Enforcement of Brazil's Forestry Code is very Contentious

A recent decision by the Brazilian Supreme Court reaffirmed the requirement that Brazilian landowners must register their property with the federal government and indicate which areas they will reforest in order to comply with the new Forestry Code. This has been an extremely contentious issue in Brazil since the new Forestry Code Law was passed by the Brazilian Congress on May 25, 2012. The Forestry Code requires that landowners reforest any areas that may have been cleared illegally, even if the clearing was done decades ago.

The Forestry Code requires farmers and ranchers to reforest those areas that were cleared illegally. Restriction on the amount of virgin land that could be cleared were put in place several decades ago, but they were widely ignored as farmers and ranchers pushed into central Brazil in search of more land for grain and livestock production. Even though the restrictions were on the books, there was virtually no effort at enforcement.

The original restrictions on how much land that could be cleared depended on the type of native vegetation that was originally present. If the original vegetation was what is called low-cerrado, which is basically a grassland, 20% of that original vegetation was required to be left in its native state. The percentage of land that must be set-aside and not cleared increased as the native vegetation became larger.
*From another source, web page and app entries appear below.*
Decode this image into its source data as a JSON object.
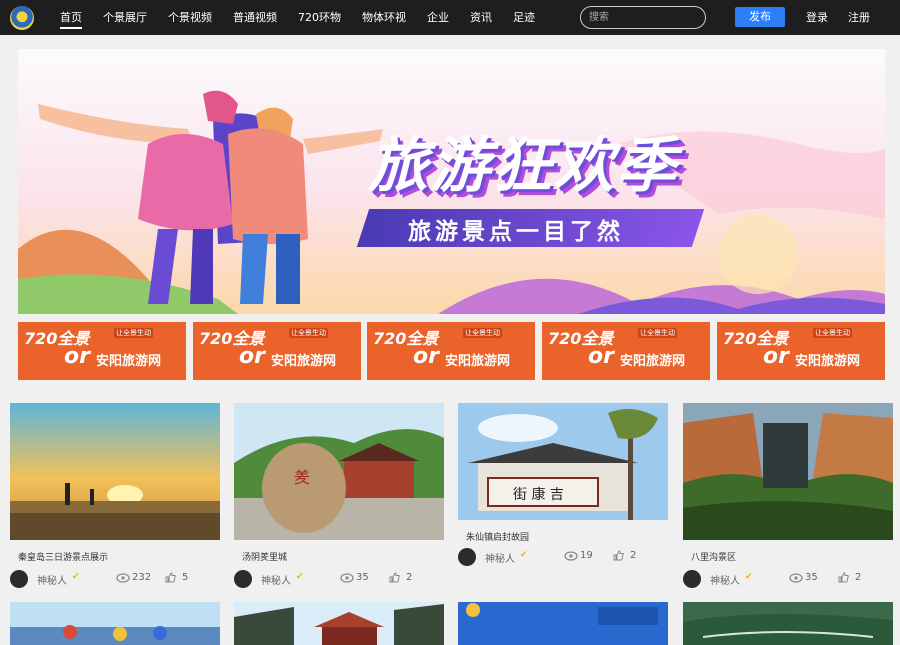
{
  "nav": {
    "items": [
      "首页",
      "个景展厅",
      "个景视频",
      "普通视频",
      "720环物",
      "物体环视",
      "企业",
      "资讯",
      "足迹"
    ],
    "search_placeholder": "搜索",
    "publish": "发布",
    "login": "登录",
    "register": "注册"
  },
  "banner": {
    "title": "旅游狂欢季",
    "subtitle": "旅游景点一目了然"
  },
  "ads": [
    {
      "main": "720全景",
      "or": "or",
      "site": "安阳旅游网",
      "small": "让全景生动"
    },
    {
      "main": "720全景",
      "or": "or",
      "site": "安阳旅游网",
      "small": "让全景生动"
    },
    {
      "main": "720全景",
      "or": "or",
      "site": "安阳旅游网",
      "small": "让全景生动"
    },
    {
      "main": "720全景",
      "or": "or",
      "site": "安阳旅游网",
      "small": "让全景生动"
    },
    {
      "main": "720全景",
      "or": "or",
      "site": "安阳旅游网",
      "small": "让全景生动"
    }
  ],
  "cards": [
    {
      "title": "秦皇岛三日游景点展示",
      "author": "神秘人",
      "views": "232",
      "likes": "5"
    },
    {
      "title": "汤阴羑里城",
      "author": "神秘人",
      "views": "35",
      "likes": "2"
    },
    {
      "title": "朱仙镇启封故园",
      "author": "神秘人",
      "views": "19",
      "likes": "2"
    },
    {
      "title": "八里沟景区",
      "author": "神秘人",
      "views": "35",
      "likes": "2"
    }
  ],
  "colors": {
    "topbar": "#1e1e1e",
    "accent": "#2d7ff9",
    "ad": "#e9632a"
  }
}
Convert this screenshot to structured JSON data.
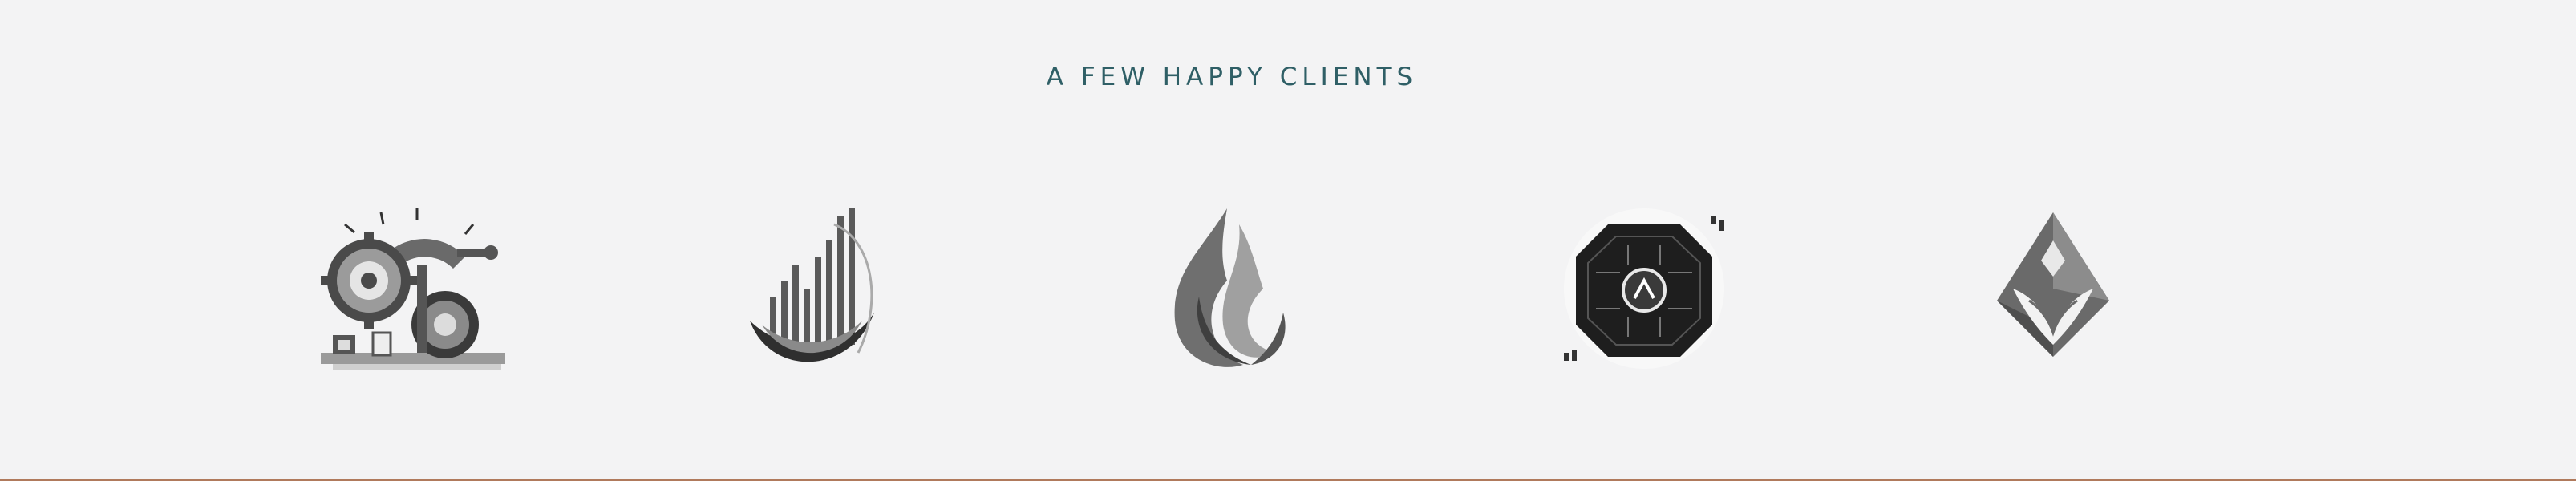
{
  "section": {
    "heading": "A FEW HAPPY CLIENTS"
  },
  "logos": [
    {
      "icon": "gears-machinery-icon"
    },
    {
      "icon": "bar-swirl-icon"
    },
    {
      "icon": "flame-icon"
    },
    {
      "icon": "circuit-chip-icon"
    },
    {
      "icon": "diamond-crest-icon"
    }
  ],
  "colors": {
    "background": "#f3f3f4",
    "heading": "#2f5f66",
    "accent_line": "#b07a5c"
  }
}
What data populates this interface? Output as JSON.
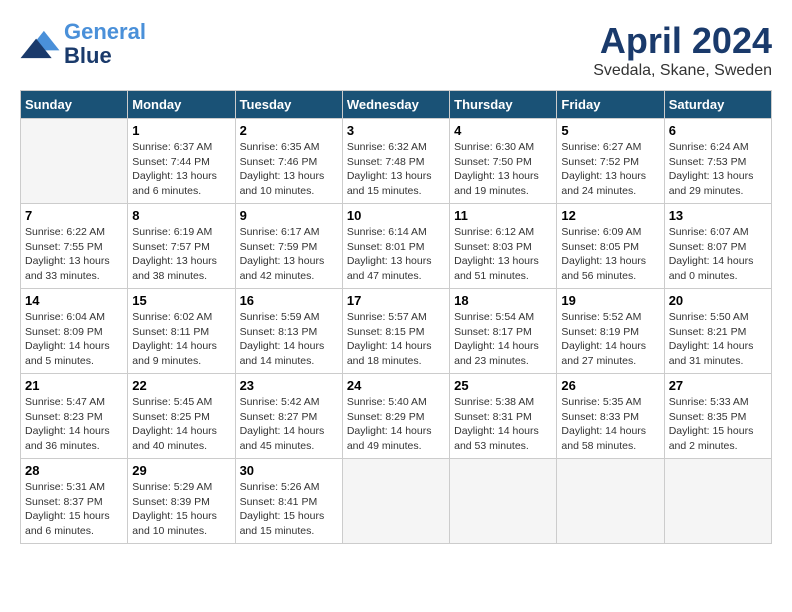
{
  "header": {
    "logo_line1": "General",
    "logo_line2": "Blue",
    "month": "April 2024",
    "location": "Svedala, Skane, Sweden"
  },
  "days_of_week": [
    "Sunday",
    "Monday",
    "Tuesday",
    "Wednesday",
    "Thursday",
    "Friday",
    "Saturday"
  ],
  "weeks": [
    [
      {
        "day": "",
        "info": ""
      },
      {
        "day": "1",
        "info": "Sunrise: 6:37 AM\nSunset: 7:44 PM\nDaylight: 13 hours\nand 6 minutes."
      },
      {
        "day": "2",
        "info": "Sunrise: 6:35 AM\nSunset: 7:46 PM\nDaylight: 13 hours\nand 10 minutes."
      },
      {
        "day": "3",
        "info": "Sunrise: 6:32 AM\nSunset: 7:48 PM\nDaylight: 13 hours\nand 15 minutes."
      },
      {
        "day": "4",
        "info": "Sunrise: 6:30 AM\nSunset: 7:50 PM\nDaylight: 13 hours\nand 19 minutes."
      },
      {
        "day": "5",
        "info": "Sunrise: 6:27 AM\nSunset: 7:52 PM\nDaylight: 13 hours\nand 24 minutes."
      },
      {
        "day": "6",
        "info": "Sunrise: 6:24 AM\nSunset: 7:53 PM\nDaylight: 13 hours\nand 29 minutes."
      }
    ],
    [
      {
        "day": "7",
        "info": "Sunrise: 6:22 AM\nSunset: 7:55 PM\nDaylight: 13 hours\nand 33 minutes."
      },
      {
        "day": "8",
        "info": "Sunrise: 6:19 AM\nSunset: 7:57 PM\nDaylight: 13 hours\nand 38 minutes."
      },
      {
        "day": "9",
        "info": "Sunrise: 6:17 AM\nSunset: 7:59 PM\nDaylight: 13 hours\nand 42 minutes."
      },
      {
        "day": "10",
        "info": "Sunrise: 6:14 AM\nSunset: 8:01 PM\nDaylight: 13 hours\nand 47 minutes."
      },
      {
        "day": "11",
        "info": "Sunrise: 6:12 AM\nSunset: 8:03 PM\nDaylight: 13 hours\nand 51 minutes."
      },
      {
        "day": "12",
        "info": "Sunrise: 6:09 AM\nSunset: 8:05 PM\nDaylight: 13 hours\nand 56 minutes."
      },
      {
        "day": "13",
        "info": "Sunrise: 6:07 AM\nSunset: 8:07 PM\nDaylight: 14 hours\nand 0 minutes."
      }
    ],
    [
      {
        "day": "14",
        "info": "Sunrise: 6:04 AM\nSunset: 8:09 PM\nDaylight: 14 hours\nand 5 minutes."
      },
      {
        "day": "15",
        "info": "Sunrise: 6:02 AM\nSunset: 8:11 PM\nDaylight: 14 hours\nand 9 minutes."
      },
      {
        "day": "16",
        "info": "Sunrise: 5:59 AM\nSunset: 8:13 PM\nDaylight: 14 hours\nand 14 minutes."
      },
      {
        "day": "17",
        "info": "Sunrise: 5:57 AM\nSunset: 8:15 PM\nDaylight: 14 hours\nand 18 minutes."
      },
      {
        "day": "18",
        "info": "Sunrise: 5:54 AM\nSunset: 8:17 PM\nDaylight: 14 hours\nand 23 minutes."
      },
      {
        "day": "19",
        "info": "Sunrise: 5:52 AM\nSunset: 8:19 PM\nDaylight: 14 hours\nand 27 minutes."
      },
      {
        "day": "20",
        "info": "Sunrise: 5:50 AM\nSunset: 8:21 PM\nDaylight: 14 hours\nand 31 minutes."
      }
    ],
    [
      {
        "day": "21",
        "info": "Sunrise: 5:47 AM\nSunset: 8:23 PM\nDaylight: 14 hours\nand 36 minutes."
      },
      {
        "day": "22",
        "info": "Sunrise: 5:45 AM\nSunset: 8:25 PM\nDaylight: 14 hours\nand 40 minutes."
      },
      {
        "day": "23",
        "info": "Sunrise: 5:42 AM\nSunset: 8:27 PM\nDaylight: 14 hours\nand 45 minutes."
      },
      {
        "day": "24",
        "info": "Sunrise: 5:40 AM\nSunset: 8:29 PM\nDaylight: 14 hours\nand 49 minutes."
      },
      {
        "day": "25",
        "info": "Sunrise: 5:38 AM\nSunset: 8:31 PM\nDaylight: 14 hours\nand 53 minutes."
      },
      {
        "day": "26",
        "info": "Sunrise: 5:35 AM\nSunset: 8:33 PM\nDaylight: 14 hours\nand 58 minutes."
      },
      {
        "day": "27",
        "info": "Sunrise: 5:33 AM\nSunset: 8:35 PM\nDaylight: 15 hours\nand 2 minutes."
      }
    ],
    [
      {
        "day": "28",
        "info": "Sunrise: 5:31 AM\nSunset: 8:37 PM\nDaylight: 15 hours\nand 6 minutes."
      },
      {
        "day": "29",
        "info": "Sunrise: 5:29 AM\nSunset: 8:39 PM\nDaylight: 15 hours\nand 10 minutes."
      },
      {
        "day": "30",
        "info": "Sunrise: 5:26 AM\nSunset: 8:41 PM\nDaylight: 15 hours\nand 15 minutes."
      },
      {
        "day": "",
        "info": ""
      },
      {
        "day": "",
        "info": ""
      },
      {
        "day": "",
        "info": ""
      },
      {
        "day": "",
        "info": ""
      }
    ]
  ]
}
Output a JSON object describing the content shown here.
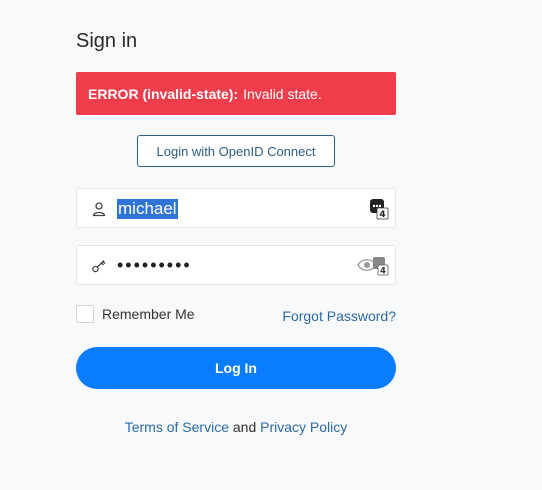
{
  "title": "Sign in",
  "error": {
    "code": "ERROR (invalid-state):",
    "message": "Invalid state.",
    "color": "#ef3d4b"
  },
  "oidc_button": "Login with OpenID Connect",
  "username": {
    "value": "michael",
    "icon": "user-icon"
  },
  "password": {
    "value": "•••••••••",
    "icon": "key-icon"
  },
  "password_manager_badge": "4",
  "remember_me": {
    "label": "Remember Me",
    "checked": false
  },
  "forgot_password": "Forgot Password?",
  "login_button": "Log In",
  "footer": {
    "terms": "Terms of Service",
    "and": "and",
    "privacy": "Privacy Policy"
  },
  "accent_color": "#0a7cff",
  "link_color": "#2c6aa5"
}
It topped out with rain forest vegetation which required that 80% of that type of vegetation be left in its original state.

Land that was cleared and settled before the new restriction took affect is exempt for the new regulations. In order to qualify for the exemptions, landowners must produce documentation as to when the land was cleared. The documentation could include such things as land titles, sales records, contracts, rental agreements, etc.

Brazilian farmers and ranchers are now required to indicate what part of their property will be reforested and become what is classified as the Legal Reserve. This Legal Reserve must correspond to the percentage of the land that should have been left in its original native vegetation.

Now that the Brazilian Supreme Court has reaffirmed the requirements of the Forestry Code, enforcement action is starting to take place. In early July, the Public Minister (MP) for the state of Sao Paulo started civil litigation against a farmer who had cleared essentially all of his property to plant sugarcane, but had not indicated the 20% of his property that will be reforested and become the Legal Reserve. The landowner is contesting the order because he indicated that the land was cleared before the Forestry Code too affect in 2012 and that retroactively enforcing regulations that are decades is illegal.

These type of legal battles are certain to expand as more enforcement action is undertaken.